been exceeded. If the slave SQL thread stops while
MASTER_POS_WAIT() is waiting,
the function returns
NULL. If the slave
is past the specified position, the function returns
timeout value is specified,
timeout seconds have
timeout must be greater
than 0; a zero or negative
timeout means no timeout.
Returns the given value. When used to produce a result set
the column to have the given name. The arguments should be
SELECT NAME_CONST('myname', 14);+--------+ | myname | +--------+ | 14 | +--------+
This function is for internal use only. The server uses it when writing statements from stored programs that contain references to local program variables, as described in Section 18.6, “Binary Logging of Stored Programs”, You might see this function in the output from mysqlbinlog.
Releases the lock named by the string
str that was obtained with
1 if the lock was released,
0 if the lock was not established by this
thread (in which case the lock is not released), and
NULL if the named lock did not exist.
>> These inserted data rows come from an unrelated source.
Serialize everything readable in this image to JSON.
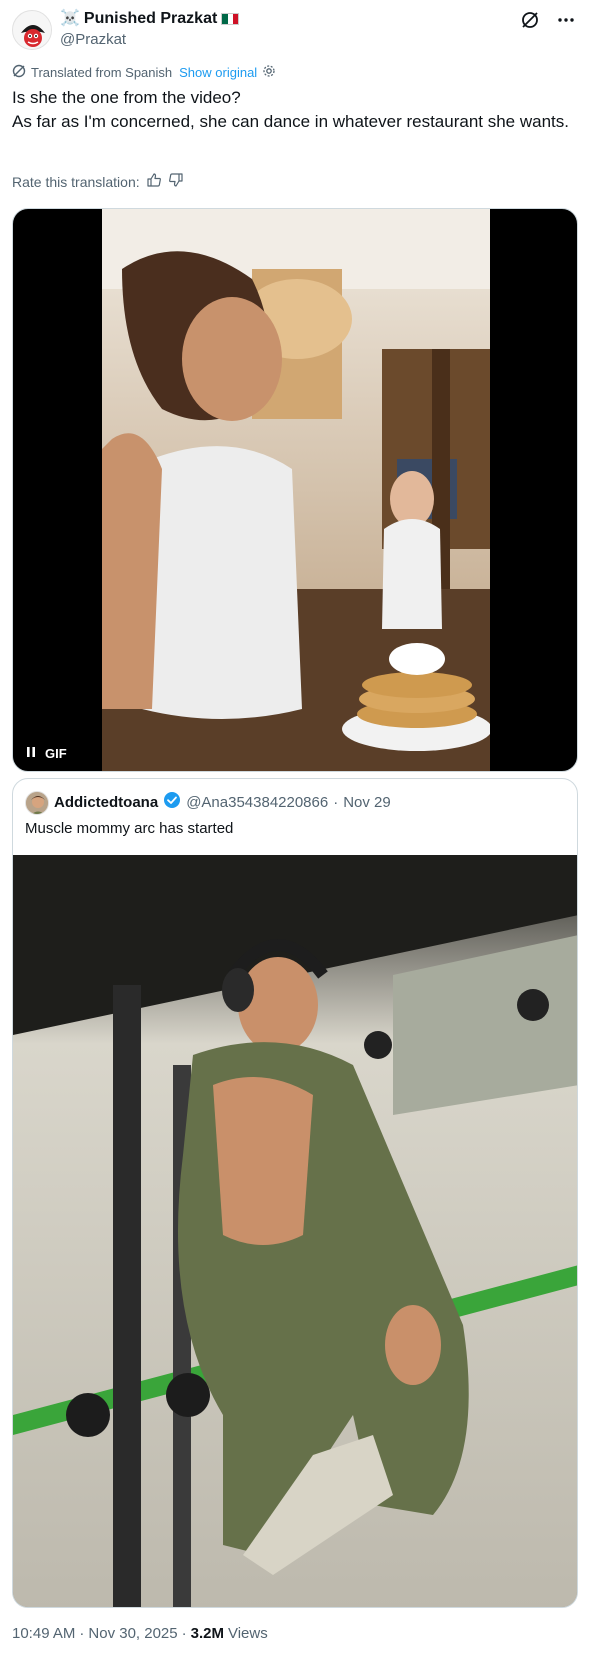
{
  "author": {
    "display_name": "Punished Prazkat",
    "emoji": "☠️",
    "handle": "@Prazkat",
    "flag": "mexico-flag"
  },
  "translation": {
    "label": "Translated from Spanish",
    "show_original": "Show original"
  },
  "tweet": {
    "line1": "Is she the one from the video?",
    "line2": "As far as I'm concerned, she can dance in whatever restaurant she wants."
  },
  "rate": {
    "label": "Rate this translation:"
  },
  "gif": {
    "badge": "GIF"
  },
  "quoted": {
    "display_name": "Addictedtoana",
    "handle": "@Ana354384220866",
    "separator": "·",
    "date": "Nov 29",
    "text": "Muscle mommy arc has started"
  },
  "footer": {
    "time": "10:49 AM",
    "sep1": "·",
    "date": "Nov 30, 2025",
    "sep2": "·",
    "views_count": "3.2M",
    "views_label": "Views"
  },
  "colors": {
    "accent": "#1d9bf0",
    "secondary_text": "#536471",
    "verified": "#1d9bf0"
  }
}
The
lock does not exist if it was never obtained by a call to
GET_LOCK() or if it has
previously been released.
Sleeps (pauses) for the number of seconds given by the
duration argument, then returns
SLEEP() is interrupted,
it returns 1. The duration may have a fractional part given
Returns a Universal Unique Identifier (UUID) generated according to “DCE 1.1: Remote Procedure Call” (Appendix A) CAE (Common Applications Environment) Specifications published by The Open Group in October 1997 (Document Number C706, http://www.opengroup.org/public/pubs/catalog/c706.htm).
A UUID is designed as a number that is globally unique in
space and time. Two calls to
UUID() are expected to
generate two different values, even if these calls are
performed on two separate computers that are not connected
to each other.
A UUID is a 128-bit number represented by a
utf8 string of five hexadecimal numbers
The first three numbers are generated from a timestamp.
The fourth number preserves temporal uniqueness in case the timestamp value loses monotonicity (for example, due to daylight saving time).
The fifth number is an IEEE 802 node number that provides spatial uniqueness. A random number is substituted if the latter is not available (for example, because the host computer has no Ethernet card, or we do not know how to find the hardware address of an interface on your operating system). In this case, spatial uniqueness cannot be guaranteed. Nevertheless, a collision should have very low probability.
Currently, the MAC address of an interface is taken into account only on FreeBSD and Linux. On other operating systems, MySQL uses a randomly generated 48-bit number.
SELECT UUID();-> '6ccd780c-baba-1026-9564-0040f4311e29'
UUID() function returns
a string using the character set defined by the
parameter. If you are using UUID values in your tables and
these columns are indexed the character set of your column
or table should match the character set used when the
UUID() was called. If you
do not use the same character set for the column and the
UUID value, then the indexes on those columns will not be
used, which may lead to a reduction in performance and
locked tables during operations as the table is searched
sequentially for the value.
You can convert between different character sets when
using UUID-based strings using the
UUID() does not work with
Returns a “short” universal identifier as a
64-bit unsigned integer (rather than a string-form 128-bit
identifier as returned by the
The value of
guaranteed to be unique if the following conditions hold:
UUID_SHORT() return value
is constructed this way:
(server_id & 255) << 56 + (server_startup_time_in_seconds << 24) + incremented_variable++;
SELECT UUID_SHORT();-> 92395783831158784
not work with statement-based replication.
... ON DUPLICATE KEY UPDATE statement, you can use
function in the
to refer to column values from the
INSERT portion of the
statement. In other words,
UPDATE clause refers
to the value of
would be inserted, had no duplicate-key conflict occurred.
This function is especially useful in multiple-row inserts.
VALUES() function is
meaningful only in
... ON DUPLICATE KEY UPDATE statements and returns
Section 126.96.36.199, “
INSERT ... ON
DUPLICATE KEY UPDATE Syntax”.
INSERT INTO table (a,b,c) VALUES (1,2,3),(4,5,6)->
ON DUPLICATE KEY UPDATE c=VALUES(a)+VALUES(b);